Punching through the stratosphere
Imagine trying to explain to someone in the year 1900 that before the century was out, humans would have traveled to the moon, put robots on Mars, and invented a global electronic network through which information could be shared almost instantaneously.
In all likelihood, they wouldn’t believe you, because in their mind, such things would be beyond the limits of reasonable probability. People tend to think that nowadays we’re more enlightened, but the truth is, all too often we see the world through a similarly limited view. We place restrictive limitations on what we believe ourselves or other people are capable of.
One of the privileges of my position is that I get to see these limits shattered on a daily basis.
I work with a guy on the spectrum whose parents were once told that he wouldn’t be able to go to a mainstream school. He is currently nearing the end of a PhD in medicine.
I’ve worked with students who in the space of a few months have gone from being too scared to utter a word in class, to giving a speech in front of hundreds of people.
I know numerous individuals who were expected to never finish school, or get a job, or live independently, but who managed to surpass these limiting predictions like a rocket breaking free of Earth’s gravity and hurtling into space.
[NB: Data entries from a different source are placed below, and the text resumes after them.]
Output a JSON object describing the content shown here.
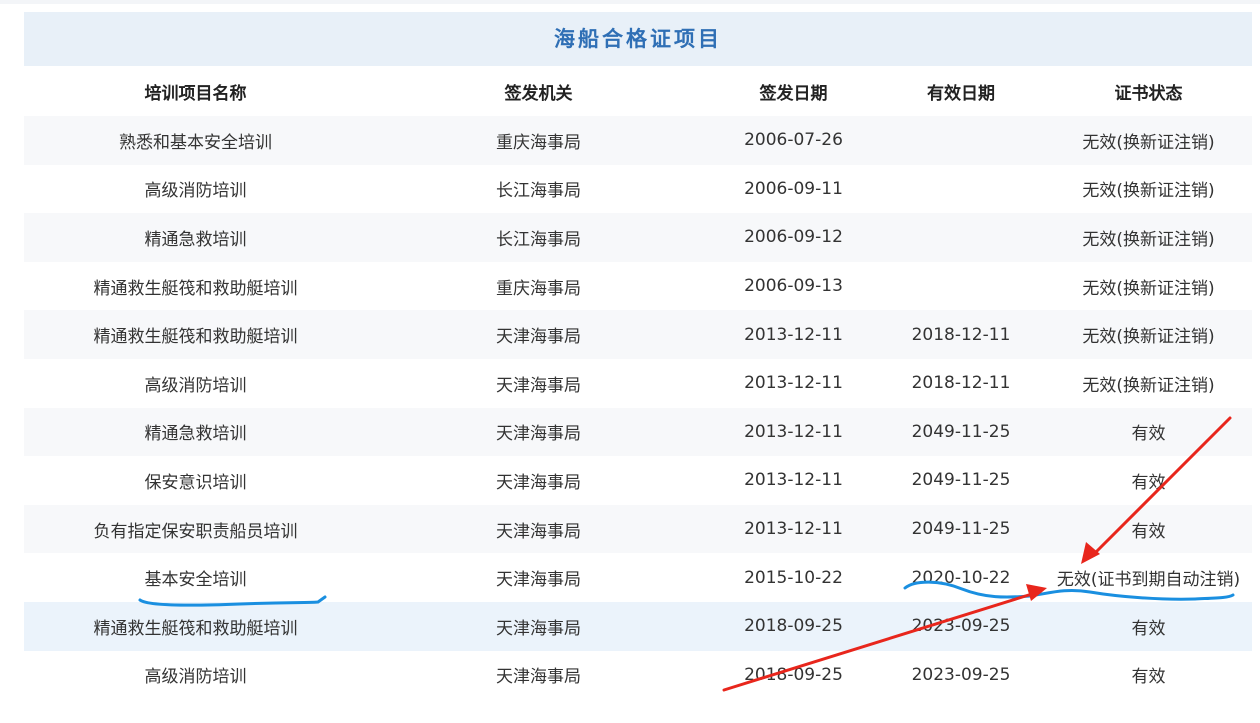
{
  "panel": {
    "title": "海船合格证项目"
  },
  "table": {
    "headers": [
      "培训项目名称",
      "签发机关",
      "签发日期",
      "有效日期",
      "证书状态"
    ],
    "rows": [
      [
        "熟悉和基本安全培训",
        "重庆海事局",
        "2006-07-26",
        "",
        "无效(换新证注销)"
      ],
      [
        "高级消防培训",
        "长江海事局",
        "2006-09-11",
        "",
        "无效(换新证注销)"
      ],
      [
        "精通急救培训",
        "长江海事局",
        "2006-09-12",
        "",
        "无效(换新证注销)"
      ],
      [
        "精通救生艇筏和救助艇培训",
        "重庆海事局",
        "2006-09-13",
        "",
        "无效(换新证注销)"
      ],
      [
        "精通救生艇筏和救助艇培训",
        "天津海事局",
        "2013-12-11",
        "2018-12-11",
        "无效(换新证注销)"
      ],
      [
        "高级消防培训",
        "天津海事局",
        "2013-12-11",
        "2018-12-11",
        "无效(换新证注销)"
      ],
      [
        "精通急救培训",
        "天津海事局",
        "2013-12-11",
        "2049-11-25",
        "有效"
      ],
      [
        "保安意识培训",
        "天津海事局",
        "2013-12-11",
        "2049-11-25",
        "有效"
      ],
      [
        "负有指定保安职责船员培训",
        "天津海事局",
        "2013-12-11",
        "2049-11-25",
        "有效"
      ],
      [
        "基本安全培训",
        "天津海事局",
        "2015-10-22",
        "2020-10-22",
        "无效(证书到期自动注销)"
      ],
      [
        "精通救生艇筏和救助艇培训",
        "天津海事局",
        "2018-09-25",
        "2023-09-25",
        "有效"
      ],
      [
        "高级消防培训",
        "天津海事局",
        "2018-09-25",
        "2023-09-25",
        "有效"
      ]
    ]
  },
  "colors": {
    "title_text": "#2f6fb5",
    "title_bg": "#e8f0f8",
    "annotation_blue": "#1a8fe0",
    "annotation_red": "#e8261c"
  }
}
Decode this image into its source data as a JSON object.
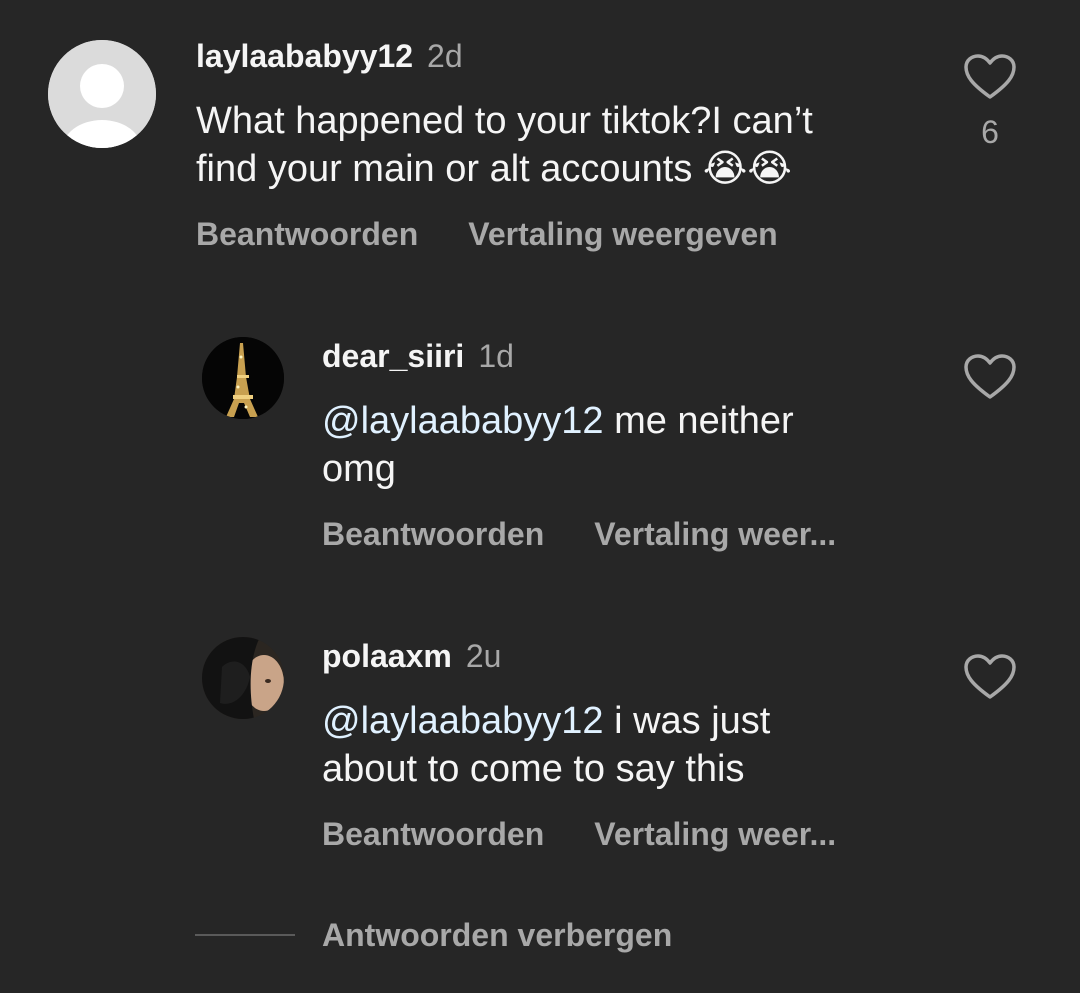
{
  "comment": {
    "username": "laylaababyy12",
    "time": "2d",
    "text_line1": "What happened to your tiktok?I can’t",
    "text_line2": "find your main or alt accounts",
    "emoji": "😭😭",
    "reply_label": "Beantwoorden",
    "translate_label": "Vertaling weergeven",
    "like_count": "6",
    "like_icon": "heart-outline-icon"
  },
  "replies": [
    {
      "username": "dear_siiri",
      "time": "1d",
      "mention": "@laylaababyy12",
      "text_line1": " me neither",
      "text_line2": "omg",
      "reply_label": "Beantwoorden",
      "translate_label": "Vertaling weer...",
      "avatar": "eiffel-tower-photo"
    },
    {
      "username": "polaaxm",
      "time": "2u",
      "mention": "@laylaababyy12",
      "text_line1": " i was just",
      "text_line2": "about to come to say this",
      "reply_label": "Beantwoorden",
      "translate_label": "Vertaling weer...",
      "avatar": "selfie-photo"
    }
  ],
  "hide_replies_label": "Antwoorden verbergen",
  "colors": {
    "background": "#262626",
    "primary_text": "#f5f5f5",
    "secondary_text": "#a8a8a8",
    "mention": "#e0f1ff"
  }
}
If there’s one thing I’ve learned, it’s to never underestimate someone’s potential. If you showed that person from 1900 the Apollo 11 rocket, they’d probably say it would never get off the ground. And yet there are footprints on the moon.